What I've discovered is that when we bravely speak the truth about our past abuse, it's common for our mothers, siblings, and relatives to claim it isn't true. They will verbally lash out saying we are liars. That we are crazy. That we are the "problem" in the family. It's 100% gaslighting! Don't fall for it.
This is a common tactic and part of the betrayal. Our siblings will most often defend the abusive parent. Even if they were also abused, they will deny it, pretend it never happened, and they will place the narcissistic parent on a high pedestal. The veil is still over their eyes. They may very well take their dark secrets to their own grave.
We must understand a few important facts. The denial of the truth will never change the truth. Despite what the toxic siblings and mother say, you know what truly happened. That's all that counts.
What I find most disturbing about my own mother is that things didn't need to end this way. Most people who are battling cancer and who know their time on earth is limited will be open to mending broken relationships. They will want to make peace with their past, with who they hurt, and find peace with the people in their lives. Not my mother!
Seven months ago, when my mom called me on the phone, I didn't want to talk to her. I had already been no contact with her for four months. It would be a huge setback for me to speak with her.
However, when she started leaving a message on my answering machine, I picked up the telephone. We chatted briefly about her health. She mentioned that she was hospitalized and then went to a rehab to recover. She told me that my sisters refused to notify me about this. I wasn't the least bit surprised.
During my conversation with my mom, it could have been a time of restoration. A time to make peace. She could have said she was sorry for hurting me. She could have realized that the clock is ticking and her life is hanging by a thread.
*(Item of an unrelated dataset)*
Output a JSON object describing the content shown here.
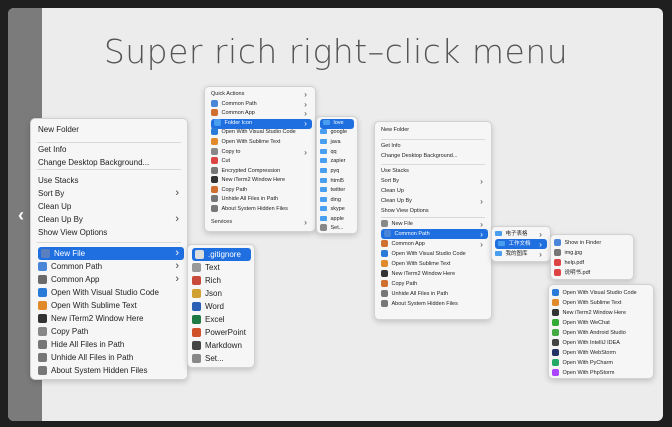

That's not how things played out. Instead of my mother choosing peace, she chose hate. Rather than have humility, she chose pride. Instead of apologies, she chose to blame me. To betray me.
I cannot change my mother. I can't fix whatever is wrong with her. I have no doubt in my mind that she's not a healthy, nor stable woman. I question if her cancer is actually the manifestation of how toxic she is inside. That her bitterness and self-loathing has poisoned her from the inside out.
As I continue my healing journey from child neglect, abuse, trauma, and Complex PTSD, I have come to terms with the betrayal by my mom. I have no regrets for cutting ties with her. Ultimately, remaining in a toxic relationship with her is unhealthy.
The kindest act of love that we, survivors, can give ourselves is to walk away from those who hurt us. Along the recovery path is wisdom. We learn from our past.
We gain insight. We are truth seekers. We learn what is healthy versus toxic in relationships. We offer ourselves respect and we create boundaries.
Today, if you were betrayed by your mother or someone else, I pray for you to find peace within your soul. To know that it's not your fault. We can only take responsibility for our own lives, words, and actions. I wish you the best on your healing journey.